Try it:
Read the records beneath this task and copy every line that contains the string "icon".

Source data:
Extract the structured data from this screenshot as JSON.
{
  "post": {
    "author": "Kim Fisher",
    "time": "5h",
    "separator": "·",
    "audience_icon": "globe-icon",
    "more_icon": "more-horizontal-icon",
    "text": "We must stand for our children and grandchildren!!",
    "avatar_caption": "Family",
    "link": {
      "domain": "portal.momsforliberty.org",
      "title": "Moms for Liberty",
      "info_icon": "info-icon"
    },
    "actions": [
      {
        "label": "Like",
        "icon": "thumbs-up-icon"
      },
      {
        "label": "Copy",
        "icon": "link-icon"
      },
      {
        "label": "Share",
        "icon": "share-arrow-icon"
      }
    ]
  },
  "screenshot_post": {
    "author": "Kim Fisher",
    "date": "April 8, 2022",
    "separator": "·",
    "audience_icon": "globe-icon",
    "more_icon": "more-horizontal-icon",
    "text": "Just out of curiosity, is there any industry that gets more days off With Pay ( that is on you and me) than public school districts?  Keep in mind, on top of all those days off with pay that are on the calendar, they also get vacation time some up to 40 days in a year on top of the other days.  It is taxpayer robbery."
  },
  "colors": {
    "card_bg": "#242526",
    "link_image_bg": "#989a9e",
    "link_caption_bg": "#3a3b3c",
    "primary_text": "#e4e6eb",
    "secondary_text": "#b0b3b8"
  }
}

Result:
    "audience_icon": "globe-icon",
    "more_icon": "more-horizontal-icon",
      "info_icon": "info-icon"
        "icon": "thumbs-up-icon"
        "icon": "link-icon"
        "icon": "share-arrow-icon"
    "audience_icon": "globe-icon",
    "more_icon": "more-horizontal-icon",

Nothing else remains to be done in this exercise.